After delivery, your energy and questions switch to adjusting to life with a new baby. The support team in the hospital spends time preparing you for the first days at home. We continue to care for you at your postpartum visits. The topics below are some of the more common that come up after pregnancy.
We encourage everyone to breastfeed their baby. Breast milk is usually the only food your baby needs for the first six months of life, and it is ideal to continue breastfeeding until your baby is one year or older.
Lactation consultants at Providence Mother and Baby Clinics are very skilled and familiar with questions and concerns that many parents have. They evaluate babies for jaundice feeding difficulties and weight gain. They also assess milk supply, breast pain and breastfeeding positioning. Prenatal, newborn and lactation consultations are provided. Same-day consultations are often available. Many of their locations include a store that carries a wide variety of maternity and breastfeeding supplies.

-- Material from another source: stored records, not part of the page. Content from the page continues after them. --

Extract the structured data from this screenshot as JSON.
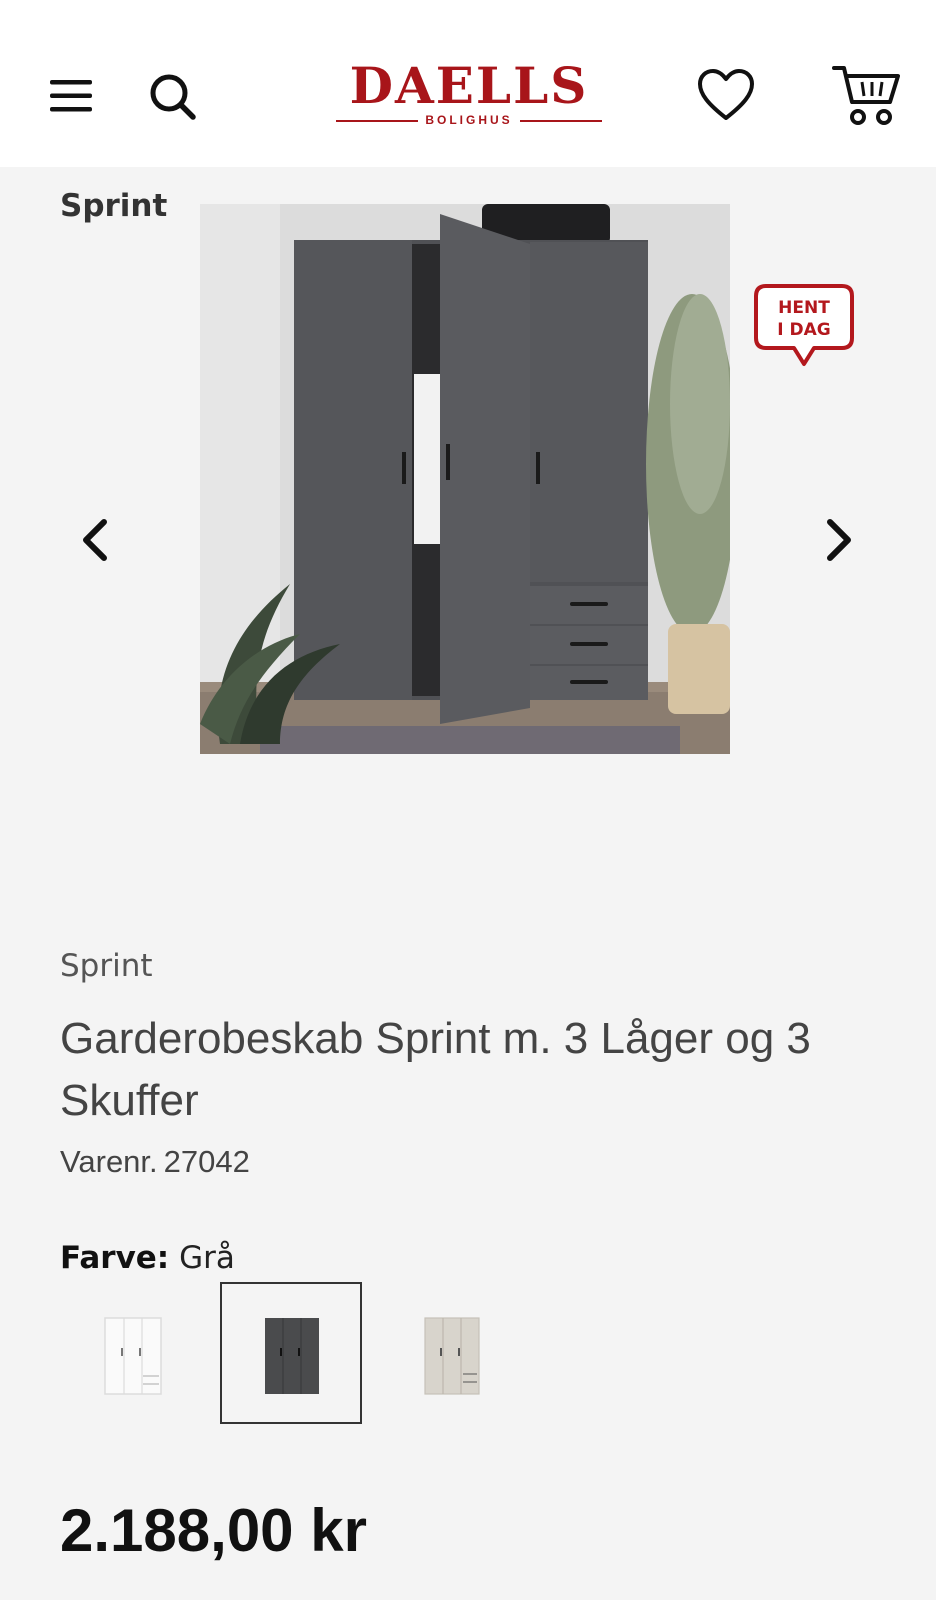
{
  "header": {
    "logo_main": "DAELLS",
    "logo_sub": "BOLIGHUS",
    "icons": [
      "menu-icon",
      "search-icon",
      "heart-icon",
      "cart-icon"
    ]
  },
  "gallery": {
    "brand_label": "Sprint",
    "badge": {
      "line1": "HENT",
      "line2": "I DAG"
    },
    "icons": [
      "chevron-left-icon",
      "chevron-right-icon"
    ]
  },
  "product": {
    "brand": "Sprint",
    "title": "Garderobeskab Sprint m. 3 Låger og 3 Skuffer",
    "sku_label": "Varenr.",
    "sku_value": "27042",
    "color_label": "Farve:",
    "color_value": "Grå",
    "price": "2.188,00 kr"
  },
  "swatches": [
    {
      "color": "#f7f7f7"
    },
    {
      "color": "#4a4b4d",
      "selected": true
    },
    {
      "color": "#d8d4cc"
    }
  ],
  "colors": {
    "brand_red": "#a8151a",
    "background": "#f4f4f4",
    "header_bg": "#ffffff",
    "wardrobe": "#55565a"
  }
}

- Babies get sick less often
- Babies have less chance of developing asthma, obesity, diabetes and other health problems
- SIDS (sudden infant death syndrome) is less common in breastfed babies
- Some people find that breastfeeding helps them recover more quickly and help lose weight after pregnancy
- You also have a decreased chance of developing breast cancer later in life if you breastfeed
Many new parents feel sad or nervous after their baby is born. These feelings, called “baby blues,” are very common. Signs of “baby blues” start a few days after the baby is born and usually go away in 1-2 weeks.
If your “blues” don’t go away or get worse, it is called postpartum depression. When depressed, you may not be able to care for your baby or yourself. Severe depression usually goes away with treatment. But without treatment, it can last longer or can get worse and may lead to thoughts of hurting yourself or your baby.
Call your doctor if:
- You have extreme anxiety or invasive thoughts
- You feel more depressed or your depression does not go away
- You need to talk about your problems. You may call the social worker, or one of the other resources below.
Call 911 and seek care immediately if: You feel like hurting yourself, your baby or others.
- Baby Blues Connection – a parent-to-parent support service based in the Portland area. They offer a 24/7 message line, run support groups and provide a large number of resources to help with postpartum adjustment.
- Postpartum Support International – an international organization that helps people and their families cope with perinatal mood and anxiety disorders, including postpartum depression.